Abstract: The past two decades of data center networking has been dominated by expansion of scale-out design principles. The goal was to create large domains of compute built out of simple, small homogenous units of CPUs and associated I/O with a contained blast radius. The inefficiency of distributing all computing into these uniform shards was compensated by overprovisioning the number of shards and prioritizing stability over efficiency. Other than making each compute “stovepipe” faster, the remaining problem left was to perform efficient shard distribution, which is where most of the last decade plus has been focused on (e.g. SmartNICs).

Fast forward to 2024, where data centers have been overrun by an explosion in artificial intelligence and accelerated computing workloads, forcing a rethink of the networking designs that dominated the previous decade. Enfabrica is designing a new networking architecture, manifested in the Accelerated Compute Fabric (ACF) superNIC chip - purpose-built for addressing the needs of high-performance, heterogeneous, distributed computing, where bandwidth and latency are precious resources, and stranding is neither technically nor economically viable.

The talk will cover the basic components of the ACF superNIC design and the system-level innovations and benefits of this architecture over conventional networking designs.

Speaker Bio: Shrijeet is Co-Founder and Chief Technology Officer of Enfabrica where he is responsible for overseeing a new class of technology aimed to address the needs of a modern heterogeneous and composable computer architecture. Prior to founding Enfabrica, he dedicated over three decades building large distributed computing systems. He started out by building large NUMA graphics systems during his tenure at SGI where he played a pivotal role in the development of the first floating point GPU before it was defined as such. Shrijeet led the NIC and virtualization groups while at Cisco Unified Computing System, and spearheaded the development of the SmartNIC, later recognized as DPUs. Later, he served as the VP of Engineering of Cumulus Networks shepherding the Open Networking revolution and built high-performance routers and switches.

Shrijeet is on the Linux NetDev Society Board of Directors and has over 40 patents. He holds an MS in Computer Science from the University of Oregon.



Panel Moderator: Nectarios Koziris, National Technical University of Athens, Greece

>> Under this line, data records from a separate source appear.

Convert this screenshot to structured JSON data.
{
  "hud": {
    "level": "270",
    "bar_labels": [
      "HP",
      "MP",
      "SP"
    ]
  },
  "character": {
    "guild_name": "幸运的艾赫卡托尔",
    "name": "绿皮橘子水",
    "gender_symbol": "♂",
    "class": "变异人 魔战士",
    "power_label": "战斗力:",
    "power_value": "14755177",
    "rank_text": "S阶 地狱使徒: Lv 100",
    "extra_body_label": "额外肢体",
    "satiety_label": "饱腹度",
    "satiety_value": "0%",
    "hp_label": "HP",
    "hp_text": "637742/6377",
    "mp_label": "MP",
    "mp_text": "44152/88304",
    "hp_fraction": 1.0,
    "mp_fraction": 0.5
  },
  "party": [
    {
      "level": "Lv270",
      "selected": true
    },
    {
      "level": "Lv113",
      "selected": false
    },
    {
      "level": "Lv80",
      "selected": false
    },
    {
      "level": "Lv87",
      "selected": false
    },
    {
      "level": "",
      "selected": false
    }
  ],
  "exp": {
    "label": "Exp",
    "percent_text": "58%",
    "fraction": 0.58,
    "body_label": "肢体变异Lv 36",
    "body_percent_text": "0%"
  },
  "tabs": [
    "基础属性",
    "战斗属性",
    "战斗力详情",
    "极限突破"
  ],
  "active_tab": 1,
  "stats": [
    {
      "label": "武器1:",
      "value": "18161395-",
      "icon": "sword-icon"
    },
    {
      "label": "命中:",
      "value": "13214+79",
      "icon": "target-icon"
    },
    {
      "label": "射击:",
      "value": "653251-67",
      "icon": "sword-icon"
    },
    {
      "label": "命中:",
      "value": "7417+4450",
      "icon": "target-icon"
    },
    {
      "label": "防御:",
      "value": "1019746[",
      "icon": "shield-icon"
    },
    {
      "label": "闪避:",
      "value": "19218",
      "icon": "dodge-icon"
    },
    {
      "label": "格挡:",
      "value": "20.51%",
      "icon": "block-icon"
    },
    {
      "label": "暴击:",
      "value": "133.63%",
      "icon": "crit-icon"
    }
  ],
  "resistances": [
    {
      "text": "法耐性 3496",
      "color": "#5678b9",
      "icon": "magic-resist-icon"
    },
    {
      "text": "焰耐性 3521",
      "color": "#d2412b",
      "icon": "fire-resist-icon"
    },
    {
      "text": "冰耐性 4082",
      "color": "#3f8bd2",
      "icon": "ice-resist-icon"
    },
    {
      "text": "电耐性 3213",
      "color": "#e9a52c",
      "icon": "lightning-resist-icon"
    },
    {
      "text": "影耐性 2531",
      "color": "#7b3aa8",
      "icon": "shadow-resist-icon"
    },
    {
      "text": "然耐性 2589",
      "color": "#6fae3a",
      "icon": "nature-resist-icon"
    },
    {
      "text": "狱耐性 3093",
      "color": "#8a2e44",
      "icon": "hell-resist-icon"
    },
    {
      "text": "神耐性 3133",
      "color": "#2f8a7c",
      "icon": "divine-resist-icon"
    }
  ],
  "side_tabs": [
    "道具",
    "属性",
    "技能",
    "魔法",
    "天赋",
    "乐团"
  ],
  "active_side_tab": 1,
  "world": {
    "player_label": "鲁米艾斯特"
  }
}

Title: Do we need special-purpose networking technologies for handling AI workloads?

Moderator Bio:Nectarios Koziris is a Professor of Computer Science and the former Dean of the School of Electrical and Computer Engineering at National Technical University of Athens. His research interests include parallel and distributed systems, interaction between compilers, OS and architectures, datacenter hyperconvergence, scalable data management and large scale storage systems. He has co-authored more than 180 research papers with more than 6500 citations (h-index:36). From 1998 he has been involved in the organization of many international scientific conferences including IPDPS, ICPP, SC, SPAA, etc. He has given many invited talks in conferences and universities in Europe and USA. He is a recipient of two best paper awards for his research in parallel and distributed computing (IEEE/ACM IPDPS 2001 and CCGRID 2013) and had received honorary recognition from Intel (2015) for his research and insightful contributions in transactional memory (TSX synchronization extensions). Nectarios has served as the Vice-Chair for the Greek Research and Technology Network-GRNET. He was the founder of the ~okeanos project, a public Cloud IaaS infrastructure, among the biggest ones in the European public sector (topping out beyond 10.000 active VMs), powered by the open source Synnefo software. He is an advisor to Arrikto Inc., a fresh startup based in Palo Alto, California, that develops storage intelligence to access, manage, and store data in large-scale, heterogeneous and hybrid environments.



Closing Remarks

Hari Subramoni, Aamir Shafi, and Dhabaleswar K (DK) Panda, The Ohio State University